Zonal temporal dispersion relations of the equatorially confined wave solutions with (black) and without (red) the nontraditional Coriolis terms (NCTs). Except the last frame of the animation, sound of piano is played at a sound frequency proportional to the effective buoyancy frequency used to plot every frame. (From Ong and Roundy 2020)
NCTs represent components of Coriolis force that turn eastward motion upward and upward motion westward, and vice versa.
Most of the current global atmospheric models use the hydrostatic approximation to predict atmospheric motion, omitting NCTs and the vertical acceleration term. To justify the hydrostatic approximation, according to a scale analysis, the buoyancy term is much larger than the vertical NCT for midlatitude atmospheric flow, and the vertical NCT is much larger than the vertical acceleration term for atmospheric flow whose width is larger than depth. However, on the pathway toward relaxing the hydrostatic approximation, many models restore the vertical acceleration term but not NCTs. Moreover, for tropical large-scale flow, the buoyancy term may be small enough to consider NCTs. Is there any consequence of these inconsistencies?
In linear models, NCTs affect the flow response to heat sources by ~10%, and the hypsometric relation by ~5%, and the equatorial wave phase speed by ~0.25 m/s. Unlike many numerical errors in the models, these effects don’t start small and grow large with time integration. Instead, omitting these effects biases the initial pressure-height relation and biases the zonal wind and wave propagation every time step. These biases may grow even larger if nonlinear processes are considered, which is left for future studies. These results encourage restoring NCTs into the models for more-accurate simulations for tropical large-scale flow. This restoration is not going to resolve all the problems, and the importance of improving the representation of physical processes is not downgraded. However, the restoration of NCTs should be among the top priorities of model development, because all other parts of the development depend on the choice of governing equations.
My Ph.D. dissertation suggests that NCTs are considerable in tropical large-scale atmospheric dynamics, but NCTs are omitted in most of the current global models.

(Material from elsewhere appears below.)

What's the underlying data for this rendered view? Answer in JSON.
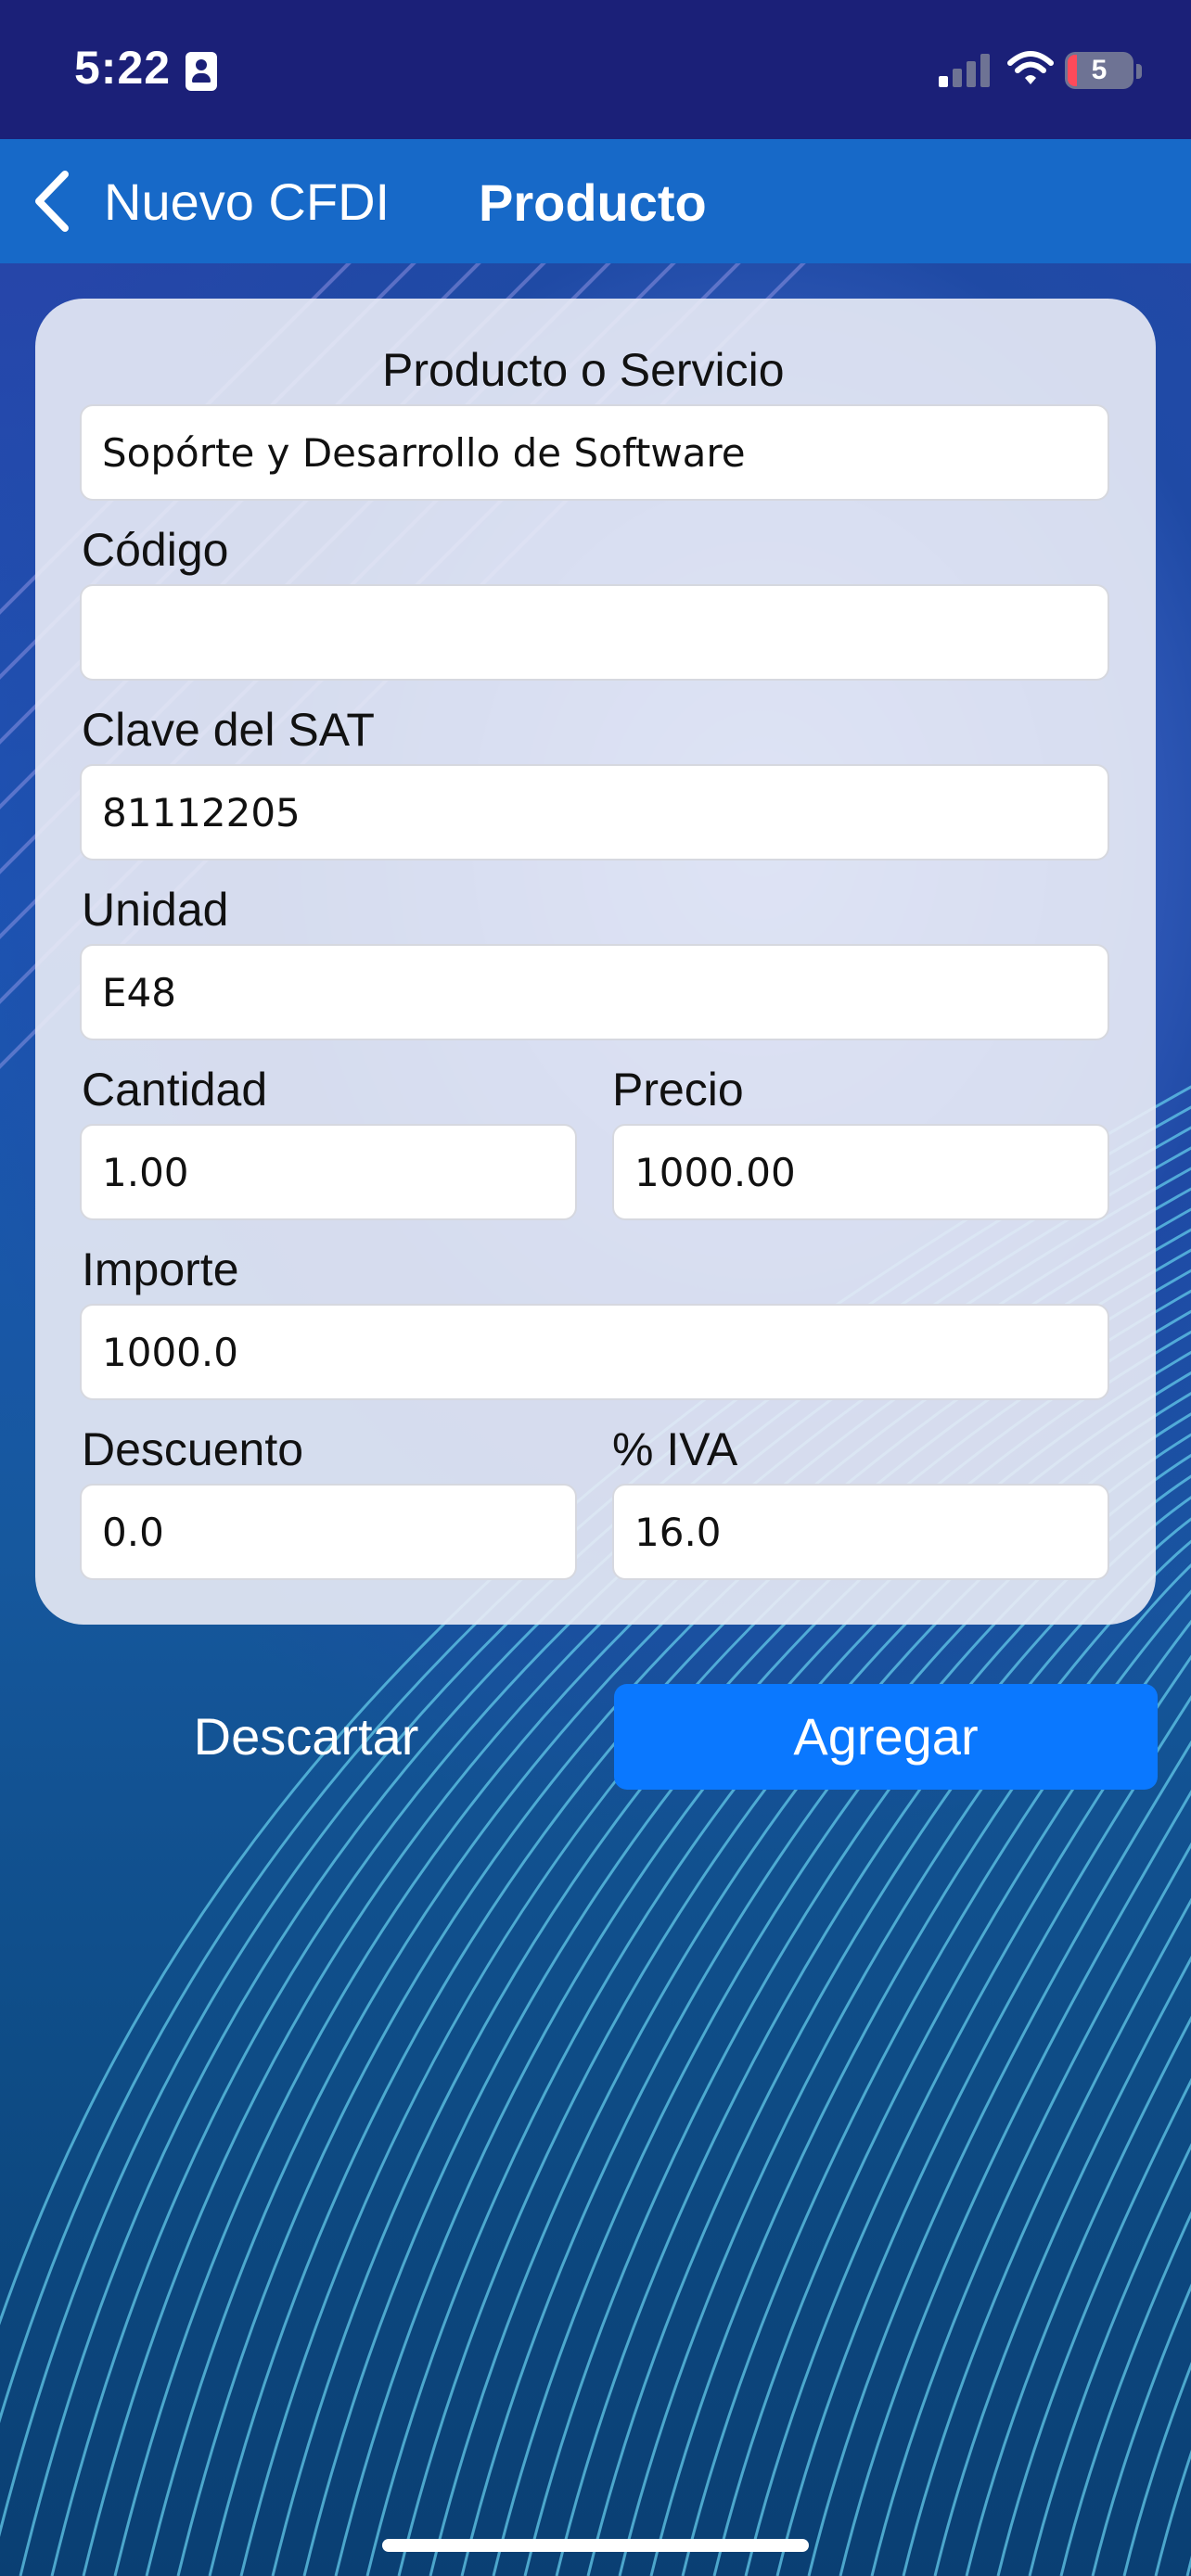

The ongoing work may further improve our understanding of effects of NCTs and may also lead the weather and climate modeling community to include NCTs into their models to improve prediction, which improves our lives.
Honors and Awards
Three of my honors and awards are directly related to this project.
Climate and Global Change Postdoctoral Fellowship, NOAA (2020-2022) (My name is not on the list of awardees because I declined the award)
Recorded PhD Dissertation Defense:
My ongoing main project (2018-)